Possibly still happily bemused at the reception the Falcorustyco had received, Suzuki was back at the 1986 Tokyoshow with the Nuda. This one, they said, is functional—not that anybody actually got to see it function. To keep it real, Suzuki said the Nuda contained a GSX-R750 engine, and then it was off to Tomorrowland again and babbling on about two-wheel shaft drive, hub-center steering and the “Suzuki Total Engine Control System”—a computer-controlled fuel-injection system regulated by air/fuel sensors, throttle-position sensor and engine-rpm sensor. Yeah, right! In any case, it all paid off in the form of the GSX1300R Hayabusa in 1999.
As with every show bike come to fruition, the stylists got a lot of what they wanted, and the technicians with the hub-steered dreams and three-cam square-Fours woke up alone on the couch yet again. Not that it mattered in the case of the Hayabusa: Its boring old inline-Four, telescopic fork and singleshock rear end provided more than enough kinesthetic stimulation.
Not to be outdone at the ’85 Cologne show, Harley-Davidson was, as usual, way ahead of its time with this Sportster-powered, Katana-inspired Café Racer, which shared the limelight with the new GSX-R750, Bimota Tesi, et al. Even H-D’s visions of the future share parts with the past: Bend that rear pipe up a little, Bob. Perfect!
Back in the U.S.A., meanwhile, we really were busy rolling our own.
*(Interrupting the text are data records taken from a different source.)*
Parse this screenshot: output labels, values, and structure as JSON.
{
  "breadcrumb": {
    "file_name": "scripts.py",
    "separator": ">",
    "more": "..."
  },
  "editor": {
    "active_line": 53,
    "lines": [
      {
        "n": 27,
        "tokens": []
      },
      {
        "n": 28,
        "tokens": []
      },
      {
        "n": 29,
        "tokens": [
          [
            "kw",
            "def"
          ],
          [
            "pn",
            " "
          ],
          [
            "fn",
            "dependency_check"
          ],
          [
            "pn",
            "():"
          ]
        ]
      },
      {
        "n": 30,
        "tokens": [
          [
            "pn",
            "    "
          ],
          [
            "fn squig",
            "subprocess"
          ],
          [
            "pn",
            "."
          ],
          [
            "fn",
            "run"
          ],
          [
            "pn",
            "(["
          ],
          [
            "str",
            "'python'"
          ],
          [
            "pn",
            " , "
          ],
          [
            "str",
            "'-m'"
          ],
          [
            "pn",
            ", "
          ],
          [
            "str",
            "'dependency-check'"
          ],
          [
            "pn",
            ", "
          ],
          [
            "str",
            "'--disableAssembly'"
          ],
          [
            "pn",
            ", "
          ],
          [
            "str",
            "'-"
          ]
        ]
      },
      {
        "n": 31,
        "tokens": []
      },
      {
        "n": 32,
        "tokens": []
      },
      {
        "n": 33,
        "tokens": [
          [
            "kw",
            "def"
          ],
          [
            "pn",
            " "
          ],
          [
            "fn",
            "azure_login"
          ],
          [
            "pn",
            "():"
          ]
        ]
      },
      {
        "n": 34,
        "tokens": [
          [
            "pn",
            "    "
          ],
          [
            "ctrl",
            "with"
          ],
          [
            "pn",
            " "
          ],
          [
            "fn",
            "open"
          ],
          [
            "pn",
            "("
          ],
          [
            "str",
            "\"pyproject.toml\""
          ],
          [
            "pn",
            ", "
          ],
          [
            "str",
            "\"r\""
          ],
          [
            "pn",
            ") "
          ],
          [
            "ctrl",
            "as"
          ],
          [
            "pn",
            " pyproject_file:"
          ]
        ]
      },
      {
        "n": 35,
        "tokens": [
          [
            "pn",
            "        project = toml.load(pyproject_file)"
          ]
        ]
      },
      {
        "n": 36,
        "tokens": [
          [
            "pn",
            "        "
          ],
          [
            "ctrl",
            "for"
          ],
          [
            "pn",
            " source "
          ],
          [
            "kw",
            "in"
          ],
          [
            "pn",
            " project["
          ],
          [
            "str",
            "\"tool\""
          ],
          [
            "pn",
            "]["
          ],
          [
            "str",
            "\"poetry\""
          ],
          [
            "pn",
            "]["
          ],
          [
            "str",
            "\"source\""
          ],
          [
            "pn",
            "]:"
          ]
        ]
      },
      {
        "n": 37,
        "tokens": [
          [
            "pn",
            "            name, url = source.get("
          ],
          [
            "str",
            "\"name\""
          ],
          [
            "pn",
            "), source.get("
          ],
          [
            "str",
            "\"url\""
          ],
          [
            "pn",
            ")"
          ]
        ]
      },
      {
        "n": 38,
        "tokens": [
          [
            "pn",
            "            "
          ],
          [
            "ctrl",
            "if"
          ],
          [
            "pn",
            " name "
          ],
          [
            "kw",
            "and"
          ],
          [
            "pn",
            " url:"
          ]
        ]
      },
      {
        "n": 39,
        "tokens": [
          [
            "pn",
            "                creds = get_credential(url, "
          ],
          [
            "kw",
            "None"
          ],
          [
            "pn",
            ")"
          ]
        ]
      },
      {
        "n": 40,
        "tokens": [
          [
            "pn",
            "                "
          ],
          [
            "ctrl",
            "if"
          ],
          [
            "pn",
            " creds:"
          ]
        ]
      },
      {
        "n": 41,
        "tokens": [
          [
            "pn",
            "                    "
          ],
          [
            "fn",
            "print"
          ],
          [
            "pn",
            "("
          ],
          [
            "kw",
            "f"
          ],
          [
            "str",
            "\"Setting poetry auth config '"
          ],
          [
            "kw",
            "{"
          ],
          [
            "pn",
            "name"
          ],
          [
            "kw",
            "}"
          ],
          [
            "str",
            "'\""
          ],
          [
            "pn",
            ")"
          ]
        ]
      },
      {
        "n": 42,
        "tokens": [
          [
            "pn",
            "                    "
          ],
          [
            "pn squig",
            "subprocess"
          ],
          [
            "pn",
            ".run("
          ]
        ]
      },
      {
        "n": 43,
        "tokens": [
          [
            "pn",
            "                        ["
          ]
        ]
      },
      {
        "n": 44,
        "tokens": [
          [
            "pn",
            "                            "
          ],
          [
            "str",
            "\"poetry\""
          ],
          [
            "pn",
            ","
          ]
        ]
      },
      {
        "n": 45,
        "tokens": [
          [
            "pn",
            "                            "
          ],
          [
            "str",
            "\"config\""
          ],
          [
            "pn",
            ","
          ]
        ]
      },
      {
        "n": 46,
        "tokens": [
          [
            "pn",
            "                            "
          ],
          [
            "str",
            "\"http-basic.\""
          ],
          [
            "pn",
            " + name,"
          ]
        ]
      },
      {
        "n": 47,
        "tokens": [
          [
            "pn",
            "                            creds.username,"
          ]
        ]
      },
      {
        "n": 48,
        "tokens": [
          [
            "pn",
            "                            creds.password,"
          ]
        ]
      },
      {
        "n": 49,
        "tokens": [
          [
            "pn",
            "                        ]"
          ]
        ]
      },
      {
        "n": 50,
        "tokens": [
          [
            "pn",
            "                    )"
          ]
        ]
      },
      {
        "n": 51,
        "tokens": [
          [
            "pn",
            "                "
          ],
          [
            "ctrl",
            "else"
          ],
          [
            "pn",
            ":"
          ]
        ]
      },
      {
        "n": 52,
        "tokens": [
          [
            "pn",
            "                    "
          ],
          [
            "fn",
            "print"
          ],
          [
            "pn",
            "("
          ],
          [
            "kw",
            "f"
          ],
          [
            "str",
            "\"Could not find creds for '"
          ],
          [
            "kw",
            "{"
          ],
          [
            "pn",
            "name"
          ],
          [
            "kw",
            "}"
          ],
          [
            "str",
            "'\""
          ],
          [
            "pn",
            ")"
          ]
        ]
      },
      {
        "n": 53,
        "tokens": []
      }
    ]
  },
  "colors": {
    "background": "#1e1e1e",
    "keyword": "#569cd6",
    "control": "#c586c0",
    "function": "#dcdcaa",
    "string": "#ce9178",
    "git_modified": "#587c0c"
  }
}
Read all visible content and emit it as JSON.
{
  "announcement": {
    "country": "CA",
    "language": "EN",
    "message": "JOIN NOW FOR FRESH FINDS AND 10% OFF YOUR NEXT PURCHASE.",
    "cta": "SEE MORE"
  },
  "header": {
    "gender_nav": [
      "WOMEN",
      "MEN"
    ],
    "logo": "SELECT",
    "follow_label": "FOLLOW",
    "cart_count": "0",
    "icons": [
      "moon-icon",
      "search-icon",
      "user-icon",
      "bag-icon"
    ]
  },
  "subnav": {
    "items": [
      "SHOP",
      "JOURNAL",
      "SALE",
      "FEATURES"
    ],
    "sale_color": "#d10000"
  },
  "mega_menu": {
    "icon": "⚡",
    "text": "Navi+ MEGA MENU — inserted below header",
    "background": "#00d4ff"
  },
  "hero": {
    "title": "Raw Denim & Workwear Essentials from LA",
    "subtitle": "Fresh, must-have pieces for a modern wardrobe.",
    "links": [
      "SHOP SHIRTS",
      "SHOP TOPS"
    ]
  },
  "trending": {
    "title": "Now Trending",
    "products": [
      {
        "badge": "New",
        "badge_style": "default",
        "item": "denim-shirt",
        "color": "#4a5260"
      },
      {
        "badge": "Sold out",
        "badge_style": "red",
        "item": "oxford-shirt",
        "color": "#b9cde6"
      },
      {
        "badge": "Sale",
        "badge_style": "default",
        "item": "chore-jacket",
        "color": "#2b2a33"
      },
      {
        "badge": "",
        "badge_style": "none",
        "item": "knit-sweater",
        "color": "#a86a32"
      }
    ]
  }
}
Having made quite a nice chunk of change by selling a Windjammer fairing to everybody in America with a motorcycle, Craig Vetter began cranking out his futuristic, modified KZ1000 Mystery Ship. Stylistically, the Mystery Ship looks like a sort of dead end, but thematically, Craig Vetter knew exactly where motorcycles were headed. And now that it had occurred to somebody that wind protection and styling were good ideas and didn’t have to be mutually exclusive, the floodgates were open.
The Bates Clipper (see ad above) fairing makes your bike look like it’s doing a constant cartoon double-take. What the?! Nice storage, though. And when the GL1100 Aspencade got its first factory fairing in 1982, the basic difference was that Honda moved the trunk to the back of the motorcycle.
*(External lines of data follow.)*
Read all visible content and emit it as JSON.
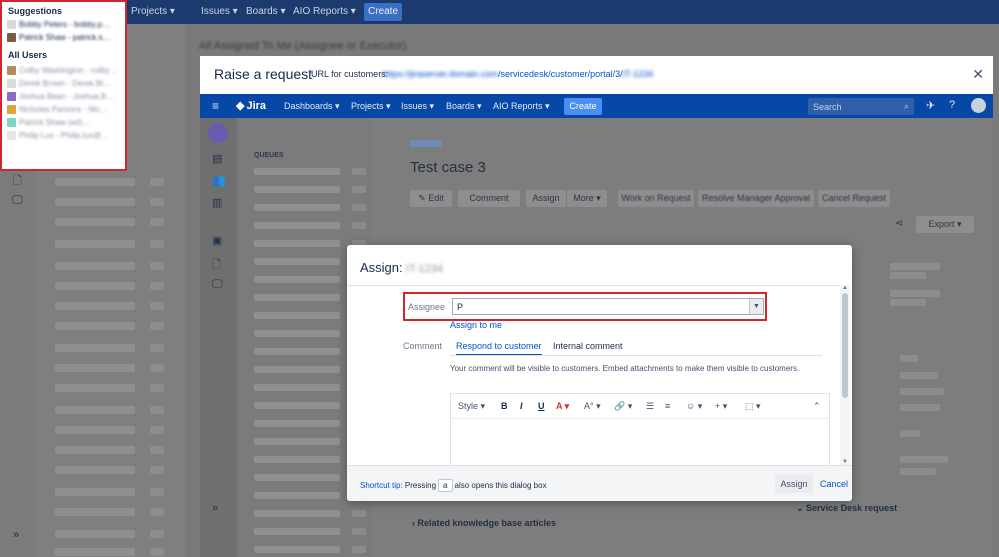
{
  "background": {
    "nav": [
      "Projects ▾",
      "Issues ▾",
      "Boards ▾",
      "AIO Reports ▾"
    ],
    "create_label": "Create",
    "title": "All Assigned To Me (Assignee or Executor)"
  },
  "suggestions": {
    "header": "Suggestions",
    "items": [
      "Bobby Peters - bobby.p…",
      "Patrick Shaw - patrick.s…"
    ],
    "all_users_header": "All Users",
    "users": [
      "Colby Washington - colby…",
      "Derek Brown - Derek.Br…",
      "Joshua Bean - Joshua.B…",
      "Nicholas Parsons - Nic…",
      "Patrick Shaw (ed)…",
      "Philip Lux - Philip.lux@…"
    ]
  },
  "modal": {
    "title": "Raise a request",
    "url_label": "URL for customers:",
    "url_host": "https://jiraserver.domain.com",
    "url_path": "/servicedesk/customer/portal/3/",
    "url_suffix": "IT-1234",
    "close": "✕"
  },
  "inner_nav": {
    "menu_icon": "≡",
    "logo": "Jira",
    "items": [
      "Dashboards ▾",
      "Projects ▾",
      "Issues ▾",
      "Boards ▾",
      "AIO Reports ▾"
    ],
    "create": "Create",
    "search_placeholder": "Search"
  },
  "issue": {
    "queues_header": "QUEUES",
    "title": "Test case 3",
    "buttons": [
      "✎ Edit",
      "Comment",
      "Assign",
      "More ▾",
      "Work on Request",
      "Resolve Manager Approval",
      "Cancel Request"
    ],
    "export_label": "Export ▾",
    "related_label": "Related knowledge base articles",
    "sdr_label": "Service Desk request"
  },
  "assign": {
    "title": "Assign:",
    "title_key": "IT-1234",
    "assignee_label": "Assignee",
    "assignee_value": "P",
    "assign_to_me": "Assign to me",
    "comment_label": "Comment",
    "tab_respond": "Respond to customer",
    "tab_internal": "Internal comment",
    "comment_help": "Your comment will be visible to customers. Embed attachments to make them visible to customers.",
    "toolbar": {
      "style": "Style ▾",
      "bold": "B",
      "italic": "I",
      "underline": "U",
      "color": "A ▾",
      "more_text": "A° ▾",
      "link": "🔗 ▾",
      "bullets": "☰",
      "numbers": "≡",
      "emoji": "☺ ▾",
      "insert": "+ ▾",
      "macro": "⬚ ▾",
      "collapse": "⌃"
    },
    "shortcut_lead": "Shortcut tip:",
    "shortcut_pre": "Pressing",
    "shortcut_key": "a",
    "shortcut_post": "also opens this dialog box",
    "assign_button": "Assign",
    "cancel_button": "Cancel"
  },
  "colors": {
    "brand": "#0747a6",
    "link": "#0052cc",
    "highlight_border": "#d0262e"
  }
}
Soon, the fiberglass resin was flowing like Gallo Burgundy; unfortunately, much of it flowed into molds that could’ve used a little more time in the barrel. One example was the creation of British designer John Mockett for the new Yamaha XS11 and available Over There as a dealer option; it never crossed the Pond. Just as well: It looks like a boating accident.
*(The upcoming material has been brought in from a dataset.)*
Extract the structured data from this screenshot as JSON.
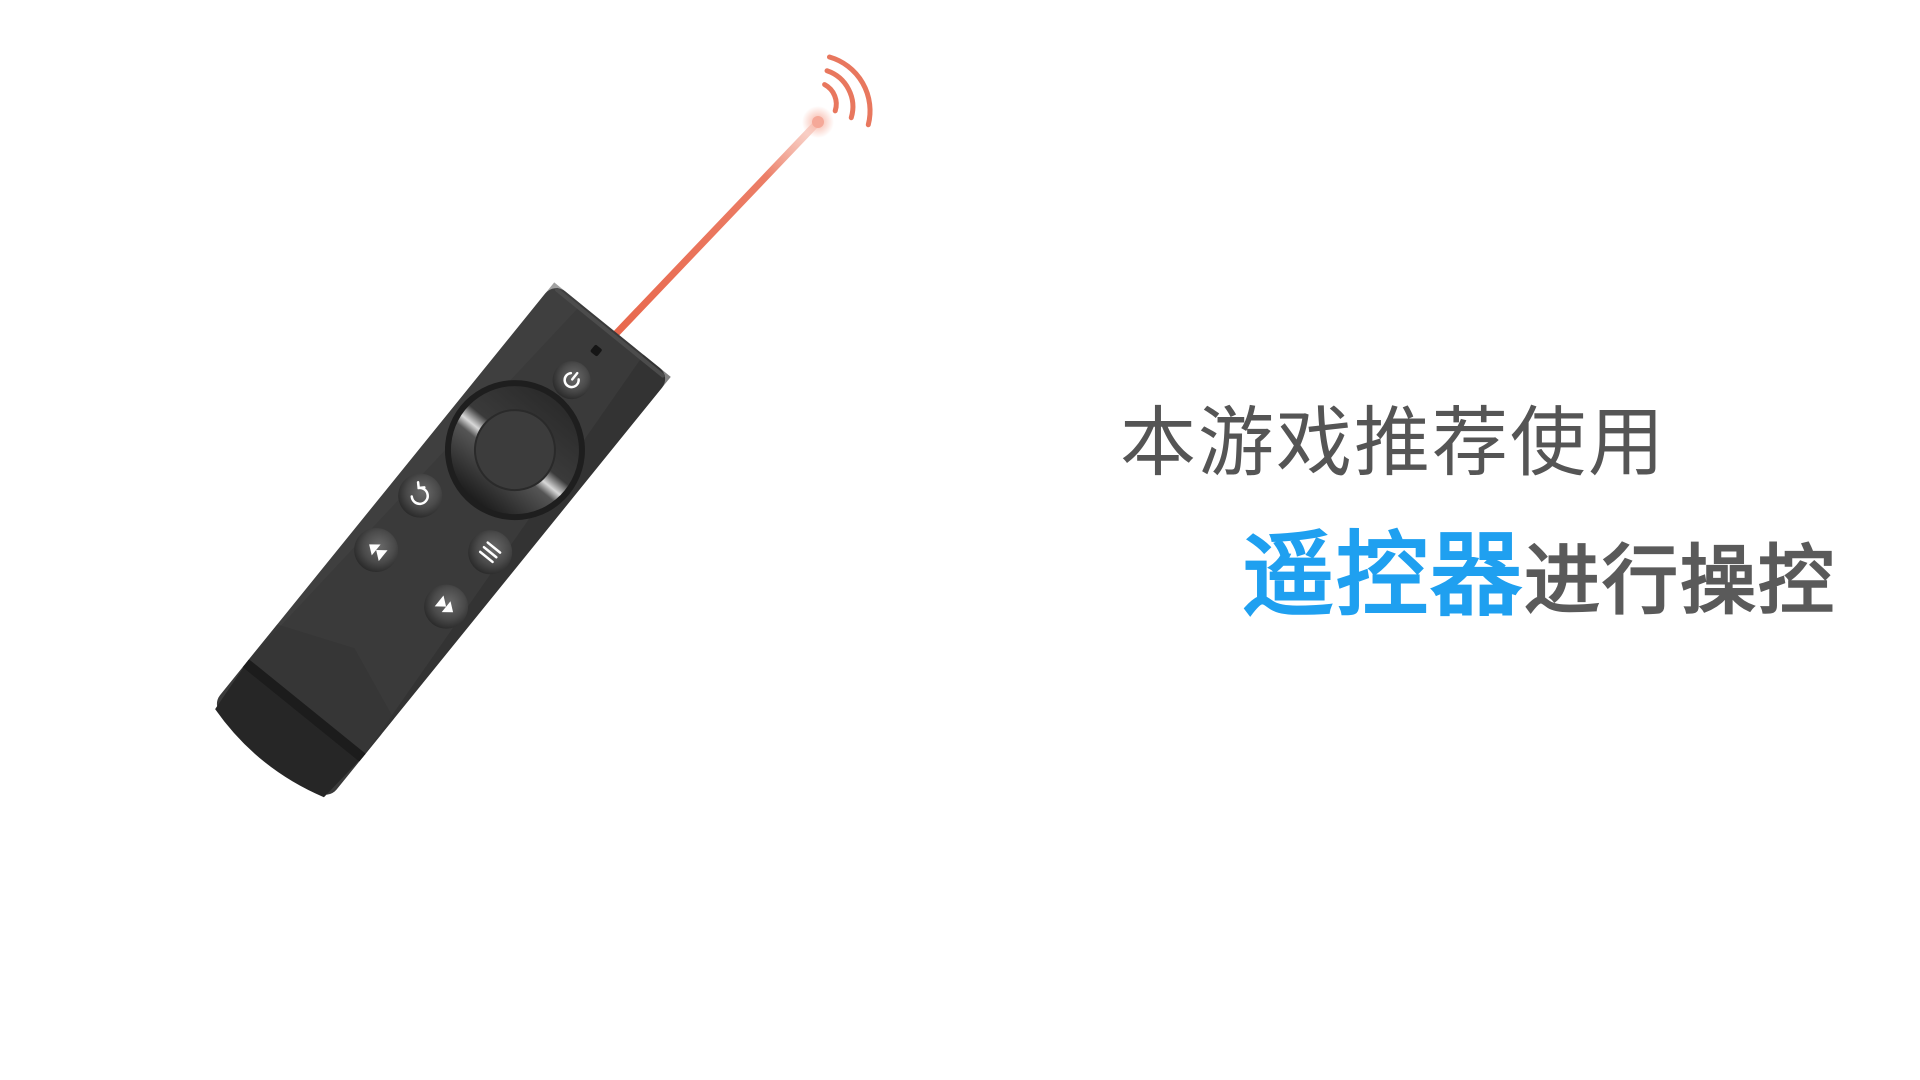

One word: plastics. DuPont showed its version of the future at the Design Engineering show in Chicago, circa 1984. We’re told there’s a V-Four Honda and associated running gear under the DOX-designed plastic bodywork. In the real world, you’d be able to appreciate the silver paint and orange wheels and trim.
Meanwhile, in Bavaria… The BMW Futuro first appeared in 1973, powered by a turbocharged Boxer Twin in a wrapper reminiscent of the classic dustbin, but with hints of shapes yet to appear—including a nearly auto-motive trunk Honda would put to good use in its Pacific Coast 16 years later.
And 17 years after the Futuro, in 1990, that trunk reappeared wrapped around BMW’s inline “flying brick” K100, labeled (literally) K1 and, for the first time, marketed to compete directly with the Japanese superbikes. Heavy, slow, buzzy, hot, uncomfortable and also with some characteristics that did not appeal to BMW devotees, about 650 of a total run of 2400 bikes were reportedly sold in the U.S. Combine BMW-guy devotion with weird-bike fanaticism, and it’s not hard to imagine the loyalty of the current K1 cult.